» What the exercise asks: Give the listing again exactly, skipping any pictures it holds.
Start of Exercise data
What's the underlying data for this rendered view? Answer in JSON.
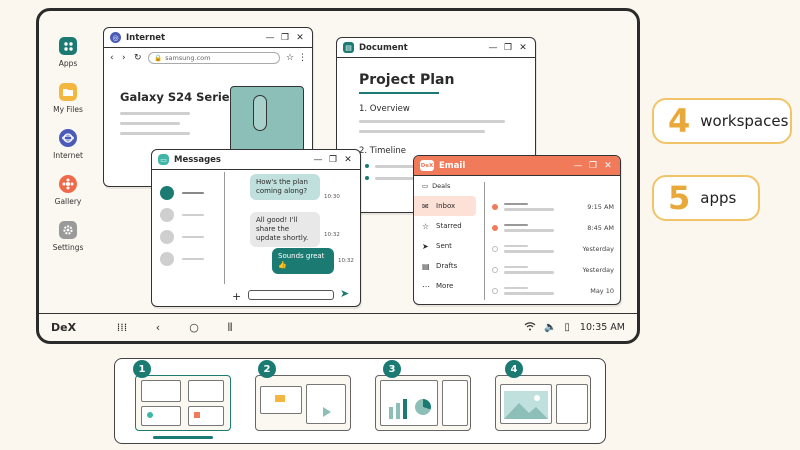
{
  "dock": [
    {
      "label": "Apps",
      "icon": "apps-grid-icon",
      "color": "#1b7b72",
      "glyph": "⁝⁝"
    },
    {
      "label": "My Files",
      "icon": "folder-icon",
      "color": "#f3b63f",
      "glyph": "▬"
    },
    {
      "label": "Internet",
      "icon": "internet-icon",
      "color": "#4a5bb8",
      "glyph": "◎"
    },
    {
      "label": "Gallery",
      "icon": "gallery-icon",
      "color": "#ef6a4a",
      "glyph": "✿"
    },
    {
      "label": "Settings",
      "icon": "gear-icon",
      "color": "#8a8a8a",
      "glyph": "⚙"
    }
  ],
  "internet": {
    "title": "Internet",
    "url": "samsung.com",
    "heading": "Galaxy S24 Series"
  },
  "document": {
    "title": "Document",
    "heading": "Project Plan",
    "section1": "1. Overview",
    "section2": "2. Timeline"
  },
  "messages": {
    "title": "Messages",
    "bubbles": [
      {
        "text": "How's the plan coming along?",
        "time": "10:30",
        "side": "left"
      },
      {
        "text": "All good! I'll share the update shortly.",
        "time": "10:32",
        "side": "left"
      },
      {
        "text": "Sounds great 👍",
        "time": "10:32",
        "side": "right"
      }
    ]
  },
  "email": {
    "title": "Email",
    "brand": "DeX",
    "account": "Deals",
    "nav": [
      {
        "label": "Inbox",
        "glyph": "✉"
      },
      {
        "label": "Starred",
        "glyph": "☆"
      },
      {
        "label": "Sent",
        "glyph": "➤"
      },
      {
        "label": "Drafts",
        "glyph": "▤"
      },
      {
        "label": "More",
        "glyph": "⋯"
      }
    ],
    "rows": [
      {
        "time": "9:15 AM",
        "unread": true
      },
      {
        "time": "8:45 AM",
        "unread": true
      },
      {
        "time": "Yesterday",
        "unread": false
      },
      {
        "time": "Yesterday",
        "unread": false
      },
      {
        "time": "May 10",
        "unread": false
      }
    ]
  },
  "taskbar": {
    "brand": "DeX",
    "clock": "10:35 AM"
  },
  "stats": [
    {
      "number": "4",
      "label": "workspaces"
    },
    {
      "number": "5",
      "label": "apps"
    }
  ],
  "workspaces": [
    "1",
    "2",
    "3",
    "4"
  ],
  "colors": {
    "accent": "#1b7b72",
    "email": "#f07a5a",
    "stat_border": "#f1c46a",
    "stat_number": "#e8a93a"
  }
}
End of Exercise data
» Exercise answer:
What's the underlying data for this rendered view? Answer in JSON.
{
  "dock": [
    {
      "label": "Apps",
      "icon": "apps-grid-icon",
      "color": "#1b7b72",
      "glyph": "⁝⁝"
    },
    {
      "label": "My Files",
      "icon": "folder-icon",
      "color": "#f3b63f",
      "glyph": "▬"
    },
    {
      "label": "Internet",
      "icon": "internet-icon",
      "color": "#4a5bb8",
      "glyph": "◎"
    },
    {
      "label": "Gallery",
      "icon": "gallery-icon",
      "color": "#ef6a4a",
      "glyph": "✿"
    },
    {
      "label": "Settings",
      "icon": "gear-icon",
      "color": "#8a8a8a",
      "glyph": "⚙"
    }
  ],
  "internet": {
    "title": "Internet",
    "url": "samsung.com",
    "heading": "Galaxy S24 Series"
  },
  "document": {
    "title": "Document",
    "heading": "Project Plan",
    "section1": "1. Overview",
    "section2": "2. Timeline"
  },
  "messages": {
    "title": "Messages",
    "bubbles": [
      {
        "text": "How's the plan coming along?",
        "time": "10:30",
        "side": "left"
      },
      {
        "text": "All good! I'll share the update shortly.",
        "time": "10:32",
        "side": "left"
      },
      {
        "text": "Sounds great 👍",
        "time": "10:32",
        "side": "right"
      }
    ]
  },
  "email": {
    "title": "Email",
    "brand": "DeX",
    "account": "Deals",
    "nav": [
      {
        "label": "Inbox",
        "glyph": "✉"
      },
      {
        "label": "Starred",
        "glyph": "☆"
      },
      {
        "label": "Sent",
        "glyph": "➤"
      },
      {
        "label": "Drafts",
        "glyph": "▤"
      },
      {
        "label": "More",
        "glyph": "⋯"
      }
    ],
    "rows": [
      {
        "time": "9:15 AM",
        "unread": true
      },
      {
        "time": "8:45 AM",
        "unread": true
      },
      {
        "time": "Yesterday",
        "unread": false
      },
      {
        "time": "Yesterday",
        "unread": false
      },
      {
        "time": "May 10",
        "unread": false
      }
    ]
  },
  "taskbar": {
    "brand": "DeX",
    "clock": "10:35 AM"
  },
  "stats": [
    {
      "number": "4",
      "label": "workspaces"
    },
    {
      "number": "5",
      "label": "apps"
    }
  ],
  "workspaces": [
    "1",
    "2",
    "3",
    "4"
  ],
  "colors": {
    "accent": "#1b7b72",
    "email": "#f07a5a",
    "stat_border": "#f1c46a",
    "stat_number": "#e8a93a"
  }
}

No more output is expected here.